SOURCE MATERIAL:
——

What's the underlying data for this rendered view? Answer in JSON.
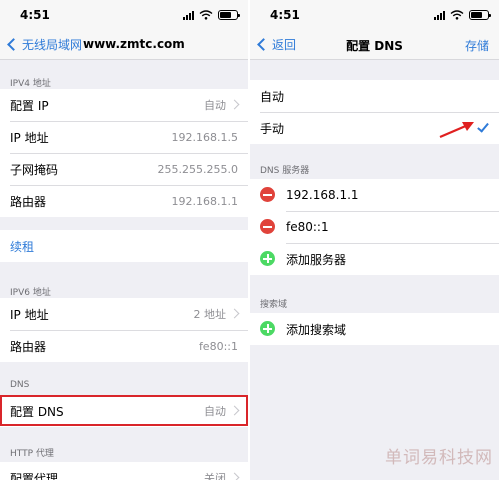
{
  "left": {
    "status": {
      "time": "4:51"
    },
    "nav": {
      "back_label": "无线局域网",
      "title": "www.zmtc.com"
    },
    "ipv4": {
      "header": "IPV4 地址",
      "rows": [
        {
          "label": "配置 IP",
          "value": "自动"
        },
        {
          "label": "IP 地址",
          "value": "192.168.1.5"
        },
        {
          "label": "子网掩码",
          "value": "255.255.255.0"
        },
        {
          "label": "路由器",
          "value": "192.168.1.1"
        }
      ]
    },
    "renew": {
      "label": "续租"
    },
    "ipv6": {
      "header": "IPV6 地址",
      "rows": [
        {
          "label": "IP 地址",
          "value": "2 地址"
        },
        {
          "label": "路由器",
          "value": "fe80::1"
        }
      ]
    },
    "dns": {
      "header": "DNS",
      "label": "配置 DNS",
      "value": "自动"
    },
    "http_proxy": {
      "header": "HTTP 代理",
      "label": "配置代理",
      "value": "关闭"
    }
  },
  "right": {
    "status": {
      "time": "4:51"
    },
    "nav": {
      "back_label": "返回",
      "title": "配置 DNS",
      "save_label": "存储"
    },
    "mode": {
      "auto_label": "自动",
      "manual_label": "手动"
    },
    "dns_servers": {
      "header": "DNS 服务器",
      "servers": [
        "192.168.1.1",
        "fe80::1"
      ],
      "add_label": "添加服务器"
    },
    "search_domains": {
      "header": "搜索域",
      "add_label": "添加搜索域"
    }
  },
  "watermark": "单词易科技网",
  "colors": {
    "accent": "#2f7bd8",
    "delete": "#e0433b",
    "add": "#4cd964",
    "highlight": "#d9252a",
    "arrow": "#e02020"
  }
}
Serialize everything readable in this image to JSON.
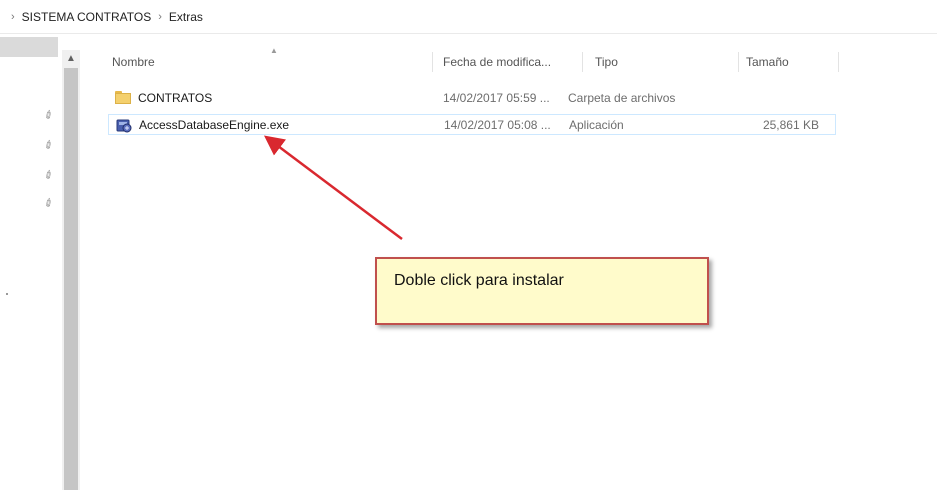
{
  "breadcrumb": {
    "separator": "›",
    "items": [
      "SISTEMA CONTRATOS",
      "Extras"
    ]
  },
  "columns": {
    "name": "Nombre",
    "date": "Fecha de modifica...",
    "type": "Tipo",
    "size": "Tamaño"
  },
  "files": [
    {
      "name": "CONTRATOS",
      "date": "14/02/2017 05:59 ...",
      "type": "Carpeta de archivos",
      "size": "",
      "icon": "folder-icon"
    },
    {
      "name": "AccessDatabaseEngine.exe",
      "date": "14/02/2017 05:08 ...",
      "type": "Aplicación",
      "size": "25,861 KB",
      "icon": "application-icon"
    }
  ],
  "callout": {
    "text": "Doble click para instalar"
  },
  "colors": {
    "callout_fill": "#fffbcb",
    "callout_border": "#c0504d",
    "arrow": "#d9282f",
    "folder": "#f4d06d",
    "selection_border": "#cde8ff"
  }
}
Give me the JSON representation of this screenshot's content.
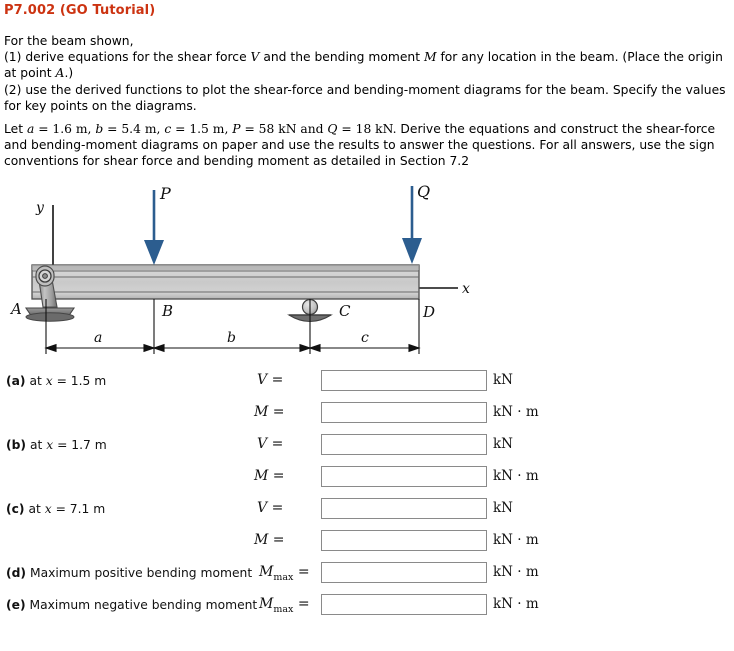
{
  "header": {
    "problem_id": "P7.002 (GO Tutorial)"
  },
  "statement": {
    "line1": "For the beam shown,",
    "line2_a": "(1)  derive equations for the shear force ",
    "line2_V": "V",
    "line2_b": " and the bending moment ",
    "line2_M": "M",
    "line2_c": " for any location in the beam.  (Place the origin at point ",
    "line2_A": "A",
    "line2_d": ".)",
    "line3": "(2)  use the derived functions to plot the shear-force and bending-moment diagrams for the beam.  Specify the values for key points on the diagrams."
  },
  "parameters": {
    "intro": "Let ",
    "a_sym": "a",
    "a_val": " = 1.6 m, ",
    "b_sym": "b",
    "b_val": " = 5.4 m, ",
    "c_sym": "c",
    "c_val": " = 1.5 m, ",
    "P_sym": "P",
    "P_val": " = 58 kN and ",
    "Q_sym": "Q",
    "Q_val": " = 18 kN.",
    "tail": "  Derive the equations and construct the shear-force and bending-moment diagrams on paper and use the results to answer the questions.  For all answers, use the sign conventions for shear force and bending moment as detailed in Section 7.2",
    "values": {
      "a": "1.6 m",
      "b": "5.4 m",
      "c": "1.5 m",
      "P": "58 kN",
      "Q": "18 kN"
    }
  },
  "figure": {
    "axis_y_label": "y",
    "axis_x_label": "x",
    "load_P_label": "P",
    "load_Q_label": "Q",
    "point_A_label": "A",
    "point_B_label": "B",
    "point_C_label": "C",
    "point_D_label": "D",
    "dim_a_label": "a",
    "dim_b_label": "b",
    "dim_c_label": "c",
    "colors": {
      "load_arrow": "#2C5D8F",
      "beam_fill": "#C8C8C8",
      "beam_edge": "#555555",
      "support_dark": "#6E6E6E"
    }
  },
  "answers": {
    "box_placeholder": "",
    "rows": [
      {
        "tag": "(a)",
        "label": " at x = 1.5 m",
        "label_pre": "(a)",
        "label_mid": " at ",
        "label_x": "x",
        "label_post": " = 1.5 m",
        "symbol": "V",
        "symbol_sub": "",
        "eq": " =",
        "value": "",
        "unit": "kN"
      },
      {
        "tag": "",
        "label": "",
        "label_pre": "",
        "label_mid": "",
        "label_x": "",
        "label_post": "",
        "symbol": "M",
        "symbol_sub": "",
        "eq": " =",
        "value": "",
        "unit": "kN · m"
      },
      {
        "tag": "(b)",
        "label": " at x = 1.7 m",
        "label_pre": "(b)",
        "label_mid": " at ",
        "label_x": "x",
        "label_post": " = 1.7 m",
        "symbol": "V",
        "symbol_sub": "",
        "eq": " =",
        "value": "",
        "unit": "kN"
      },
      {
        "tag": "",
        "label": "",
        "label_pre": "",
        "label_mid": "",
        "label_x": "",
        "label_post": "",
        "symbol": "M",
        "symbol_sub": "",
        "eq": " =",
        "value": "",
        "unit": "kN · m"
      },
      {
        "tag": "(c)",
        "label": " at x = 7.1 m",
        "label_pre": "(c)",
        "label_mid": " at ",
        "label_x": "x",
        "label_post": " = 7.1 m",
        "symbol": "V",
        "symbol_sub": "",
        "eq": " =",
        "value": "",
        "unit": "kN"
      },
      {
        "tag": "",
        "label": "",
        "label_pre": "",
        "label_mid": "",
        "label_x": "",
        "label_post": "",
        "symbol": "M",
        "symbol_sub": "",
        "eq": " =",
        "value": "",
        "unit": "kN · m"
      },
      {
        "tag": "(d)",
        "label": " Maximum positive bending moment",
        "label_pre": "(d)",
        "label_mid": " Maximum positive bending moment",
        "label_x": "",
        "label_post": "",
        "symbol": "M",
        "symbol_sub": "max",
        "eq": " =",
        "value": "",
        "unit": "kN · m"
      },
      {
        "tag": "(e)",
        "label": " Maximum negative bending moment",
        "label_pre": "(e)",
        "label_mid": " Maximum negative bending moment",
        "label_x": "",
        "label_post": "",
        "symbol": "M",
        "symbol_sub": "max",
        "eq": " =",
        "value": "",
        "unit": "kN · m"
      }
    ]
  }
}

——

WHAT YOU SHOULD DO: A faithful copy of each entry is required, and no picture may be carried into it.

FINISHED TASK:
What's the underlying data for this rendered view? Answer in JSON.
{
  "left": {
    "status": {
      "time": "4:51"
    },
    "nav": {
      "back_label": "无线局域网",
      "title": "www.zmtc.com"
    },
    "ipv4": {
      "header": "IPV4 地址",
      "rows": [
        {
          "label": "配置 IP",
          "value": "自动"
        },
        {
          "label": "IP 地址",
          "value": "192.168.1.5"
        },
        {
          "label": "子网掩码",
          "value": "255.255.255.0"
        },
        {
          "label": "路由器",
          "value": "192.168.1.1"
        }
      ]
    },
    "renew": {
      "label": "续租"
    },
    "ipv6": {
      "header": "IPV6 地址",
      "rows": [
        {
          "label": "IP 地址",
          "value": "2 地址"
        },
        {
          "label": "路由器",
          "value": "fe80::1"
        }
      ]
    },
    "dns": {
      "header": "DNS",
      "label": "配置 DNS",
      "value": "自动"
    },
    "http_proxy": {
      "header": "HTTP 代理",
      "label": "配置代理",
      "value": "关闭"
    }
  },
  "right": {
    "status": {
      "time": "4:51"
    },
    "nav": {
      "back_label": "返回",
      "title": "配置 DNS",
      "save_label": "存储"
    },
    "mode": {
      "auto_label": "自动",
      "manual_label": "手动"
    },
    "dns_servers": {
      "header": "DNS 服务器",
      "servers": [
        "192.168.1.1",
        "fe80::1"
      ],
      "add_label": "添加服务器"
    },
    "search_domains": {
      "header": "搜索域",
      "add_label": "添加搜索域"
    }
  },
  "watermark": "单词易科技网",
  "colors": {
    "accent": "#2f7bd8",
    "delete": "#e0433b",
    "add": "#4cd964",
    "highlight": "#d9252a",
    "arrow": "#e02020"
  }
}
Serialize everything readable in this image to JSON.
{
  "breadcrumb": {
    "separator": "›",
    "items": [
      "SISTEMA CONTRATOS",
      "Extras"
    ]
  },
  "columns": {
    "name": "Nombre",
    "date": "Fecha de modifica...",
    "type": "Tipo",
    "size": "Tamaño"
  },
  "files": [
    {
      "name": "CONTRATOS",
      "date": "14/02/2017 05:59 ...",
      "type": "Carpeta de archivos",
      "size": "",
      "icon": "folder-icon"
    },
    {
      "name": "AccessDatabaseEngine.exe",
      "date": "14/02/2017 05:08 ...",
      "type": "Aplicación",
      "size": "25,861 KB",
      "icon": "application-icon"
    }
  ],
  "callout": {
    "text": "Doble click para instalar"
  },
  "colors": {
    "callout_fill": "#fffbcb",
    "callout_border": "#c0504d",
    "arrow": "#d9282f",
    "folder": "#f4d06d",
    "selection_border": "#cde8ff"
  }
}
Give me the JSON representation of this screenshot's content.
{
  "header": {
    "problem_id": "P7.002 (GO Tutorial)"
  },
  "statement": {
    "line1": "For the beam shown,",
    "line2_a": "(1)  derive equations for the shear force ",
    "line2_V": "V",
    "line2_b": " and the bending moment ",
    "line2_M": "M",
    "line2_c": " for any location in the beam.  (Place the origin at point ",
    "line2_A": "A",
    "line2_d": ".)",
    "line3": "(2)  use the derived functions to plot the shear-force and bending-moment diagrams for the beam.  Specify the values for key points on the diagrams."
  },
  "parameters": {
    "intro": "Let ",
    "a_sym": "a",
    "a_val": " = 1.6 m, ",
    "b_sym": "b",
    "b_val": " = 5.4 m, ",
    "c_sym": "c",
    "c_val": " = 1.5 m, ",
    "P_sym": "P",
    "P_val": " = 58 kN and ",
    "Q_sym": "Q",
    "Q_val": " = 18 kN.",
    "tail": "  Derive the equations and construct the shear-force and bending-moment diagrams on paper and use the results to answer the questions.  For all answers, use the sign conventions for shear force and bending moment as detailed in Section 7.2",
    "values": {
      "a": "1.6 m",
      "b": "5.4 m",
      "c": "1.5 m",
      "P": "58 kN",
      "Q": "18 kN"
    }
  },
  "figure": {
    "axis_y_label": "y",
    "axis_x_label": "x",
    "load_P_label": "P",
    "load_Q_label": "Q",
    "point_A_label": "A",
    "point_B_label": "B",
    "point_C_label": "C",
    "point_D_label": "D",
    "dim_a_label": "a",
    "dim_b_label": "b",
    "dim_c_label": "c",
    "colors": {
      "load_arrow": "#2C5D8F",
      "beam_fill": "#C8C8C8",
      "beam_edge": "#555555",
      "support_dark": "#6E6E6E"
    }
  },
  "answers": {
    "box_placeholder": "",
    "rows": [
      {
        "tag": "(a)",
        "label": " at x = 1.5 m",
        "label_pre": "(a)",
        "label_mid": " at ",
        "label_x": "x",
        "label_post": " = 1.5 m",
        "symbol": "V",
        "symbol_sub": "",
        "eq": " =",
        "value": "",
        "unit": "kN"
      },
      {
        "tag": "",
        "label": "",
        "label_pre": "",
        "label_mid": "",
        "label_x": "",
        "label_post": "",
        "symbol": "M",
        "symbol_sub": "",
        "eq": " =",
        "value": "",
        "unit": "kN · m"
      },
      {
        "tag": "(b)",
        "label": " at x = 1.7 m",
        "label_pre": "(b)",
        "label_mid": " at ",
        "label_x": "x",
        "label_post": " = 1.7 m",
        "symbol": "V",
        "symbol_sub": "",
        "eq": " =",
        "value": "",
        "unit": "kN"
      },
      {
        "tag": "",
        "label": "",
        "label_pre": "",
        "label_mid": "",
        "label_x": "",
        "label_post": "",
        "symbol": "M",
        "symbol_sub": "",
        "eq": " =",
        "value": "",
        "unit": "kN · m"
      },
      {
        "tag": "(c)",
        "label": " at x = 7.1 m",
        "label_pre": "(c)",
        "label_mid": " at ",
        "label_x": "x",
        "label_post": " = 7.1 m",
        "symbol": "V",
        "symbol_sub": "",
        "eq": " =",
        "value": "",
        "unit": "kN"
      },
      {
        "tag": "",
        "label": "",
        "label_pre": "",
        "label_mid": "",
        "label_x": "",
        "label_post": "",
        "symbol": "M",
        "symbol_sub": "",
        "eq": " =",
        "value": "",
        "unit": "kN · m"
      },
      {
        "tag": "(d)",
        "label": " Maximum positive bending moment",
        "label_pre": "(d)",
        "label_mid": " Maximum positive bending moment",
        "label_x": "",
        "label_post": "",
        "symbol": "M",
        "symbol_sub": "max",
        "eq": " =",
        "value": "",
        "unit": "kN · m"
      },
      {
        "tag": "(e)",
        "label": " Maximum negative bending moment",
        "label_pre": "(e)",
        "label_mid": " Maximum negative bending moment",
        "label_x": "",
        "label_post": "",
        "symbol": "M",
        "symbol_sub": "max",
        "eq": " =",
        "value": "",
        "unit": "kN · m"
      }
    ]
  }
}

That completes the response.